*Exercise requirements*.
Please copy each line of the listing that includes the string "edge".

*Exercise material*.
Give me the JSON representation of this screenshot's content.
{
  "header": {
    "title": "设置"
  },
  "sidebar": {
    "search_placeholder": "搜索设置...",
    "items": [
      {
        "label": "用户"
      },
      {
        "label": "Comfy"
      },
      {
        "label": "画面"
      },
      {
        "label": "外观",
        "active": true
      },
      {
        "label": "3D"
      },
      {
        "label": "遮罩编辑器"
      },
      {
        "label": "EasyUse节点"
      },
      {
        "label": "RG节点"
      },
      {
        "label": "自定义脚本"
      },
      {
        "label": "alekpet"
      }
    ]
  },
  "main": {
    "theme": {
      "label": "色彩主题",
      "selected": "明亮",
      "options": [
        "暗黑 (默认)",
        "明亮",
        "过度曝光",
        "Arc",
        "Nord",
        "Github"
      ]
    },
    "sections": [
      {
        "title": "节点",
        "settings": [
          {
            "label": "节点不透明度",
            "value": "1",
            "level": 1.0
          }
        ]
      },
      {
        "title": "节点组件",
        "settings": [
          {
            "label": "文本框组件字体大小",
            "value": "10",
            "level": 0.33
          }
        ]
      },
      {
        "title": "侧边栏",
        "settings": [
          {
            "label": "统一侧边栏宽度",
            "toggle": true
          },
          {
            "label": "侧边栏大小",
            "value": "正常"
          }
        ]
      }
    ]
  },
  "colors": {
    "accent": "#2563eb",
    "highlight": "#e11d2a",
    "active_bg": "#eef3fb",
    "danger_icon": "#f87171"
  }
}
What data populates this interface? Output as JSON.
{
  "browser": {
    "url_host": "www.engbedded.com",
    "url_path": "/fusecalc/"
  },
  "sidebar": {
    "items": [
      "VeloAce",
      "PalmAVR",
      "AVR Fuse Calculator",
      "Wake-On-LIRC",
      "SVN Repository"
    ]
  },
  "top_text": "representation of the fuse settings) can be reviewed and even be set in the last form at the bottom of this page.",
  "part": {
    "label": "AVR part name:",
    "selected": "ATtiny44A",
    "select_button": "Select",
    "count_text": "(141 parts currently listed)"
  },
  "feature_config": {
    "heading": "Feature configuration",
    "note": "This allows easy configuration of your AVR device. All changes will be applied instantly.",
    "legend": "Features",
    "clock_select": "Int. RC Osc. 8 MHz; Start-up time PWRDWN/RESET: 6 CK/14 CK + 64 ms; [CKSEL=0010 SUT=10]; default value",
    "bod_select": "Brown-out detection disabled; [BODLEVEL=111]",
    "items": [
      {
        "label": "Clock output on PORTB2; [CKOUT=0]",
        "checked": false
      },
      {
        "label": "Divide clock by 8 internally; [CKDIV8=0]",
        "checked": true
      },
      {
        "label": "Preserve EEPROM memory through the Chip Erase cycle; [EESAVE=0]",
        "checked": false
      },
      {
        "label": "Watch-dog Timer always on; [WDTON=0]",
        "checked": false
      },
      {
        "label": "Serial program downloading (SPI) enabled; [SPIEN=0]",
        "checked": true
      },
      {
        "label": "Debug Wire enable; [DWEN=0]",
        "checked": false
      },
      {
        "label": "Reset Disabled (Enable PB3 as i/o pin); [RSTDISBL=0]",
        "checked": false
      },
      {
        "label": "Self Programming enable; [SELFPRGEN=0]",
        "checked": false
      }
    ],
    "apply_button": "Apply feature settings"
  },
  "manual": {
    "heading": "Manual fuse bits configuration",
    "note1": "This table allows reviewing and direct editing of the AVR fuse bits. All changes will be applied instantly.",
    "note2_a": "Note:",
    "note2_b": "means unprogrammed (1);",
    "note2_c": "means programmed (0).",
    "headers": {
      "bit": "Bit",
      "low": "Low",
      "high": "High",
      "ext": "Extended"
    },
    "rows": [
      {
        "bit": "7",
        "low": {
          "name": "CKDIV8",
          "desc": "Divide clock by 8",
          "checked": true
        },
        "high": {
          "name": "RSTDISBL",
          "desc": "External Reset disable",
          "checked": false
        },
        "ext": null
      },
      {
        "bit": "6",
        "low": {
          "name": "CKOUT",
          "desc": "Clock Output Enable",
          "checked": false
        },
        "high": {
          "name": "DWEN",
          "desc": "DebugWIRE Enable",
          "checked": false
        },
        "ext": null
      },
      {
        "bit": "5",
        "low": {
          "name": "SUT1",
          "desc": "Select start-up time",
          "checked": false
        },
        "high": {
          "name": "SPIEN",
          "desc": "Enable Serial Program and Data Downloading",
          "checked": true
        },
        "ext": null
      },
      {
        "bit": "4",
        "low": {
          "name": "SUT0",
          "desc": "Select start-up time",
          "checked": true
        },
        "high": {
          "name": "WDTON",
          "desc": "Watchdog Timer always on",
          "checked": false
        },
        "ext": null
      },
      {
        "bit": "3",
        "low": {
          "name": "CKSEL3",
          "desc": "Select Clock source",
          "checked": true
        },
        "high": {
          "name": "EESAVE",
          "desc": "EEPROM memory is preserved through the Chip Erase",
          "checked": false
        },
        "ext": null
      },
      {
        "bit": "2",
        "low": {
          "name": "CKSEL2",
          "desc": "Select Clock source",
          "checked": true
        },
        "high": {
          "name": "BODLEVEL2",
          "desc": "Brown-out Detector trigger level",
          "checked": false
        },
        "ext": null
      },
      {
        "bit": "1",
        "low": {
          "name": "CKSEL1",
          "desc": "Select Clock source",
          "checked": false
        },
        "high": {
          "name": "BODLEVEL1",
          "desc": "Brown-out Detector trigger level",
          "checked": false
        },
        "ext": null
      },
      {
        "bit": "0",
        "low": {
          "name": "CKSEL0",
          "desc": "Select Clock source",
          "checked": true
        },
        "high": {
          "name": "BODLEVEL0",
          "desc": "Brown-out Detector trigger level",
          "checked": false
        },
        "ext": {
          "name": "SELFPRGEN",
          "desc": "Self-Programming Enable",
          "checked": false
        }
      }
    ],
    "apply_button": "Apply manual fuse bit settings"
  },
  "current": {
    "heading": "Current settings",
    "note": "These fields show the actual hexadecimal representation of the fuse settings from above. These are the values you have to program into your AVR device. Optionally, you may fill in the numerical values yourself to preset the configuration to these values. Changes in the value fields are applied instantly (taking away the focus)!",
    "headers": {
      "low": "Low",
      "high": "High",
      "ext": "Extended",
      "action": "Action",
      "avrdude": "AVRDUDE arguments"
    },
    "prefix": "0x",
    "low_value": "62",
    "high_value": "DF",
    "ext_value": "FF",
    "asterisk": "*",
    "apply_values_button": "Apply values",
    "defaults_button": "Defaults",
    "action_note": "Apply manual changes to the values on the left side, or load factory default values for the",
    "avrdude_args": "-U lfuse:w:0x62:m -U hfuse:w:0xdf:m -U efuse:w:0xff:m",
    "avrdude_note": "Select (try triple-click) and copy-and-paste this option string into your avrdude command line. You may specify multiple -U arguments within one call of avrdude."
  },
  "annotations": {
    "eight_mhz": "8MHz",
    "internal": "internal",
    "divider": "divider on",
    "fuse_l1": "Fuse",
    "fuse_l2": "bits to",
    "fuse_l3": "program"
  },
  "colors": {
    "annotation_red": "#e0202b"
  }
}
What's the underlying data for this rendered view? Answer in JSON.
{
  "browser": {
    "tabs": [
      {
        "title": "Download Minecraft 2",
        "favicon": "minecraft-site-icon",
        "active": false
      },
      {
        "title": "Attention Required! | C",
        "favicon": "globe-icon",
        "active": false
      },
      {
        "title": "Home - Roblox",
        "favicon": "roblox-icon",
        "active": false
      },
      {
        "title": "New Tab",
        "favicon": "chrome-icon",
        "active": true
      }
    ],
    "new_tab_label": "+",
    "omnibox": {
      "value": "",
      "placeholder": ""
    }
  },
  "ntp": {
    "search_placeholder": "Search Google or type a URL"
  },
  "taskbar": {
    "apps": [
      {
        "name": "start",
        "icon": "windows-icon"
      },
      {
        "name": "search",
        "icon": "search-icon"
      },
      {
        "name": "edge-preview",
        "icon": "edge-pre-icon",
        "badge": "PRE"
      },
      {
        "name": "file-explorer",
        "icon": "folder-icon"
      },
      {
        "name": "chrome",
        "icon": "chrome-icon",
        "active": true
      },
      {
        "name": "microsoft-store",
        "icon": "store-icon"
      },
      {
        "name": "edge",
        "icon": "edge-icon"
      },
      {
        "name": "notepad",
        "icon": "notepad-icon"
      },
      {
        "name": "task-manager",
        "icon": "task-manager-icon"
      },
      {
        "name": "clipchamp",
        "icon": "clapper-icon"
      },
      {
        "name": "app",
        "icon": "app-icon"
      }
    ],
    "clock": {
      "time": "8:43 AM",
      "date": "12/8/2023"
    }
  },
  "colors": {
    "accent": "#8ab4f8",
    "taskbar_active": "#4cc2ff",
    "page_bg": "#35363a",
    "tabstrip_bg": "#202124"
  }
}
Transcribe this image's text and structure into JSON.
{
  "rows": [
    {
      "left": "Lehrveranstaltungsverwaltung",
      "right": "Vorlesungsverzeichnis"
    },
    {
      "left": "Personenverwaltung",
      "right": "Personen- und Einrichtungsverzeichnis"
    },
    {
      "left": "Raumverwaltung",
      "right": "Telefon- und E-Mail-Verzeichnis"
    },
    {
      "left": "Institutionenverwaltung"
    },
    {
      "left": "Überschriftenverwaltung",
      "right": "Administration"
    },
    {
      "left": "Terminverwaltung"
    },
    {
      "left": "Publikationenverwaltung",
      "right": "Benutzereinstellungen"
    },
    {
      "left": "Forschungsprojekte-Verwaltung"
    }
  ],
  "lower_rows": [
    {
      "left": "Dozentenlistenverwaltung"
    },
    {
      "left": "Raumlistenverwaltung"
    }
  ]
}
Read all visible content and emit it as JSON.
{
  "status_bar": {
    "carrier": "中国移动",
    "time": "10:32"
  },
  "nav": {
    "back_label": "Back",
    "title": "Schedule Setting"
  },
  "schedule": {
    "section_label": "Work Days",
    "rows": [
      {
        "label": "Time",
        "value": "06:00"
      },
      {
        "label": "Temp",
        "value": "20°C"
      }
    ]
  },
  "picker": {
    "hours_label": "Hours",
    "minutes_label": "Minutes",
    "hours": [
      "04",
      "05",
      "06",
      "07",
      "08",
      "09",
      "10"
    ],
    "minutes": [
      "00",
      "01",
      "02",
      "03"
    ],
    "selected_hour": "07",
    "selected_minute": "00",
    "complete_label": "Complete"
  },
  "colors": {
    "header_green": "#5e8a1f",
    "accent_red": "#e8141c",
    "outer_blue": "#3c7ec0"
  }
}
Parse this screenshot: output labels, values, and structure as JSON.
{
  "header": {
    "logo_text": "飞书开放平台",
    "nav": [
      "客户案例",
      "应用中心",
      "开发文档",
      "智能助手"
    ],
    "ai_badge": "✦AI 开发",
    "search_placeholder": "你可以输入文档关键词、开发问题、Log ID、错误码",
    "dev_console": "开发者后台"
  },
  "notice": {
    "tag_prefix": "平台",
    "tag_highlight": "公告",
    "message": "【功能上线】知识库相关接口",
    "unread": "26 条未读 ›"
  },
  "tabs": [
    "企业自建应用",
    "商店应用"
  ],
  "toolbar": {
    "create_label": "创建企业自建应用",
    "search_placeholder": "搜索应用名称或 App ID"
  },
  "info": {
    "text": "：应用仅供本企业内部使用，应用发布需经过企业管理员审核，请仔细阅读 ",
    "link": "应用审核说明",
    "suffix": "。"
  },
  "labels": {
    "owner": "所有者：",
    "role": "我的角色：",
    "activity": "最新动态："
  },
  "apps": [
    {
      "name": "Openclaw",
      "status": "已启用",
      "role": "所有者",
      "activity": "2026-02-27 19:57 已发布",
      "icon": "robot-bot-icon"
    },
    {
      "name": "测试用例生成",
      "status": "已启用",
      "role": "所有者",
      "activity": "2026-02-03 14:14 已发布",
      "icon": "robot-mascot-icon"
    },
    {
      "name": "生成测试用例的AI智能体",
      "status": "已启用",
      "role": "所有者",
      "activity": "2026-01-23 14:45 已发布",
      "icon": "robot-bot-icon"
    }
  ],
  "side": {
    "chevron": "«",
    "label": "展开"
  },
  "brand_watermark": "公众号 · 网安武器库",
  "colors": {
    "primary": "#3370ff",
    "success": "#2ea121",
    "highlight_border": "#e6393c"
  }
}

*Expected answer*.
        "name": "edge-preview",
        "icon": "edge-pre-icon",
        "name": "edge",
        "icon": "edge-icon"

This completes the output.